- [MATERIAL SHOWN]:
_ _ _ _ _ _ _

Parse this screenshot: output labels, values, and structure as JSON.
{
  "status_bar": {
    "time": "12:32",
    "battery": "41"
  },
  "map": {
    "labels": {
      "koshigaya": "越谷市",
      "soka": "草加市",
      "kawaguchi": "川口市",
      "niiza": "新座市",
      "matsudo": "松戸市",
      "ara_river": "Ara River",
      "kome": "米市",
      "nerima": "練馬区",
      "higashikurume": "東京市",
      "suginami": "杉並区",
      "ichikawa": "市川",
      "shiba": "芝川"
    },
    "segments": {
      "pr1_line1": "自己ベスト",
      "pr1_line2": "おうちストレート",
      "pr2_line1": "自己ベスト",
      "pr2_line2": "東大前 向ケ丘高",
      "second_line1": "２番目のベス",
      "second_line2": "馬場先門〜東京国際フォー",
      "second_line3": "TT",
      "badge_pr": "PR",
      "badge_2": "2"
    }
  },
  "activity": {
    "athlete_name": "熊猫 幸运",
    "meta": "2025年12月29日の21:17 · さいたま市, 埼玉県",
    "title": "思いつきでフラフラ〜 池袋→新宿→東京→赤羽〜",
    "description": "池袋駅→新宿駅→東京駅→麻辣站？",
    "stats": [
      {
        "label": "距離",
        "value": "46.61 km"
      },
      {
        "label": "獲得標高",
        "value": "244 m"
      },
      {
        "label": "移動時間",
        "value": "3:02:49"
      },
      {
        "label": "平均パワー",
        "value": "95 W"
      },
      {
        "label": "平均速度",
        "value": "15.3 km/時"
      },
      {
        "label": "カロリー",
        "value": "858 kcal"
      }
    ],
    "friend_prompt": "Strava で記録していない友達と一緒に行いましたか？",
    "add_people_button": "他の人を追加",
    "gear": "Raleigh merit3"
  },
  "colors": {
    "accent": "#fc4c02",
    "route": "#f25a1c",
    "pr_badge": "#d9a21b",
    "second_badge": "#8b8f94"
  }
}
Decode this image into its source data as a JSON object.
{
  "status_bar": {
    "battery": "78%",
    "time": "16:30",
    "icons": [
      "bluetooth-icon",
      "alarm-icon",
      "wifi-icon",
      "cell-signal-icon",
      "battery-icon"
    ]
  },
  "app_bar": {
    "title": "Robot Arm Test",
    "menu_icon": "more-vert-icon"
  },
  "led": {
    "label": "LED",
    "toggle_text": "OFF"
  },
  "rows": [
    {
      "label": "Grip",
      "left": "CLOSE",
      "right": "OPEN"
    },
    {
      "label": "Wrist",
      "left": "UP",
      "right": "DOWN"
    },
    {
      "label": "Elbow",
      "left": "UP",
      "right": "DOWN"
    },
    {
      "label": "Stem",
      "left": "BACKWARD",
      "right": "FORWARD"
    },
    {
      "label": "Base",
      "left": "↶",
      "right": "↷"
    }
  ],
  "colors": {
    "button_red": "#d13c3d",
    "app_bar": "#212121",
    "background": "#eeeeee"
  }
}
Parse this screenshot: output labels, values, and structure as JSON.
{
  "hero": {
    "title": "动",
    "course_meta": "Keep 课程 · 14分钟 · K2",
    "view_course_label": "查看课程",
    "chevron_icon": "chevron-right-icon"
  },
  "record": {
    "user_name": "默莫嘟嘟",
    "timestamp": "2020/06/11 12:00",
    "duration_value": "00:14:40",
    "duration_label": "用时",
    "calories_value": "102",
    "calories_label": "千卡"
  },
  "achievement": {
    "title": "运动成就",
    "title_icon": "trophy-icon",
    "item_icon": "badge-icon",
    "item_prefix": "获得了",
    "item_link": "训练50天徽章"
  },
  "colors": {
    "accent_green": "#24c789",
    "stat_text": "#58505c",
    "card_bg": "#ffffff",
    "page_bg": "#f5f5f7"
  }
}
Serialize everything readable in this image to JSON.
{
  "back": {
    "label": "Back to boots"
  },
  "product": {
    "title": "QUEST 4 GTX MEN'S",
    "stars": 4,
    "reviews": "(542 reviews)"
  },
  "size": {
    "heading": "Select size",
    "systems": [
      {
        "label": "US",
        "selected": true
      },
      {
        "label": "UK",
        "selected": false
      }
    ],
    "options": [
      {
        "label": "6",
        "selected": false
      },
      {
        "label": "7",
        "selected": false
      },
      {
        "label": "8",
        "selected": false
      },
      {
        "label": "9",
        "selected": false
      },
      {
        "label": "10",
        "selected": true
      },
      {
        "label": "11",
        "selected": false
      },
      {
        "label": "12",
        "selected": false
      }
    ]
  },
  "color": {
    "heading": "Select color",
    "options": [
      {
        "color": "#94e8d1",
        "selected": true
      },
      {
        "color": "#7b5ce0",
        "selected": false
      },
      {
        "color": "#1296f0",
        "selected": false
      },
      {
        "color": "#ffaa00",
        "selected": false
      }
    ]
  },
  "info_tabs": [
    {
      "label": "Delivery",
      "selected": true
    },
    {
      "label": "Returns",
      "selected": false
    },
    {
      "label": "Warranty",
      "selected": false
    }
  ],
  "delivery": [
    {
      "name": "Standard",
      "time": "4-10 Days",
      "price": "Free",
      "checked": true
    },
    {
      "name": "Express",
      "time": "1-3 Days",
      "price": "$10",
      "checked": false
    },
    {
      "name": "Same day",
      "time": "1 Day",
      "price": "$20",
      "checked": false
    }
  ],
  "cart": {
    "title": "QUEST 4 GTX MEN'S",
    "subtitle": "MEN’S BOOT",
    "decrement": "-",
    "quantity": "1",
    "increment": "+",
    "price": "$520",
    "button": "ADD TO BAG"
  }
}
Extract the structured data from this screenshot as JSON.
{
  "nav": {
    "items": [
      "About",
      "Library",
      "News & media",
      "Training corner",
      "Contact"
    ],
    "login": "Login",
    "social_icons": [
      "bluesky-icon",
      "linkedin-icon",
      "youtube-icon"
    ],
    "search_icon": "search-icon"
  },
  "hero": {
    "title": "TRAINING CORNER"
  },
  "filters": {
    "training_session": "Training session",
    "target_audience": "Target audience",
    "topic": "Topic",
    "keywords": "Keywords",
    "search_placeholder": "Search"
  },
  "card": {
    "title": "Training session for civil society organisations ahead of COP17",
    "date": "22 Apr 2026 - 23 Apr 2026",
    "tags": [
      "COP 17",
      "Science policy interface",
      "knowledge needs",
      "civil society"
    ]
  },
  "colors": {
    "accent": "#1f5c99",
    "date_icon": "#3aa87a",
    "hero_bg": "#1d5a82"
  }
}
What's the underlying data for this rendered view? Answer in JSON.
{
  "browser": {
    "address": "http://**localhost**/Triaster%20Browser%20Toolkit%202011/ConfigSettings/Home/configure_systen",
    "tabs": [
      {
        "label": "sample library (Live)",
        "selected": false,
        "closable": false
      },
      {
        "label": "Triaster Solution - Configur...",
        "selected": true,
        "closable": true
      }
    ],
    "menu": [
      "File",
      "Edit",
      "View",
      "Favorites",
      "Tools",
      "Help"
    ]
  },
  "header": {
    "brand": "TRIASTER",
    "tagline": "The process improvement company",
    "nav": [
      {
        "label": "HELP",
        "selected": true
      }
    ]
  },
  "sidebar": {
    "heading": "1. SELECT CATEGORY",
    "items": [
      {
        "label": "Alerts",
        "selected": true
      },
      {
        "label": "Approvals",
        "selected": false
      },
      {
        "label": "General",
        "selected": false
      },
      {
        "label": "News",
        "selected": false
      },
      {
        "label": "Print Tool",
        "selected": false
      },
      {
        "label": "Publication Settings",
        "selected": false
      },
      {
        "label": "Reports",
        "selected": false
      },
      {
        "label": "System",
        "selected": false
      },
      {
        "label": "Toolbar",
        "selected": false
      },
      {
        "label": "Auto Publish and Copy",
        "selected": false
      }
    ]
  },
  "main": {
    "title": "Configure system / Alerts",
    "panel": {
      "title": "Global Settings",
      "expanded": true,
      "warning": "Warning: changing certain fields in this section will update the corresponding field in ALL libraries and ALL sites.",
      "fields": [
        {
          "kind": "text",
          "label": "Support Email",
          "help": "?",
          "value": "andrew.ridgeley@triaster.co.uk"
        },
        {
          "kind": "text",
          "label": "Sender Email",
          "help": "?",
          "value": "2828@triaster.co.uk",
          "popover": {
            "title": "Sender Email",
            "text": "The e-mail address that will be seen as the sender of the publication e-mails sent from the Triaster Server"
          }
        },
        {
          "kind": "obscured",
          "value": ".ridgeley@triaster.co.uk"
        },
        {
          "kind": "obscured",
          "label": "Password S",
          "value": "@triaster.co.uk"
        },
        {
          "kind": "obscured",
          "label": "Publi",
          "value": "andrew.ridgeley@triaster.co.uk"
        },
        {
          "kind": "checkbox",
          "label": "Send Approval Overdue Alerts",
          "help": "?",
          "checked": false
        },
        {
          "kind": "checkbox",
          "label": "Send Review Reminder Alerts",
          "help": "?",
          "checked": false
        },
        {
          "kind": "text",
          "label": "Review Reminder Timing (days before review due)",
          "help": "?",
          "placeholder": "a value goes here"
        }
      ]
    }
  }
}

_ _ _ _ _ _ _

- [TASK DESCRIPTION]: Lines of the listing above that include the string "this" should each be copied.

- [WRITTEN ANSWER]:
Parse this screenshot: output labels, values, and structure as JSON.
Decode this image into its source data as a JSON object.
Parse this screenshot: output labels, values, and structure as JSON.
Serialize everything readable in this image to JSON.
Extract the structured data from this screenshot as JSON.
What's the underlying data for this rendered view? Answer in JSON.
      "warning": "Warning: changing certain fields in this section will update the corresponding field in ALL libraries and ALL sites.",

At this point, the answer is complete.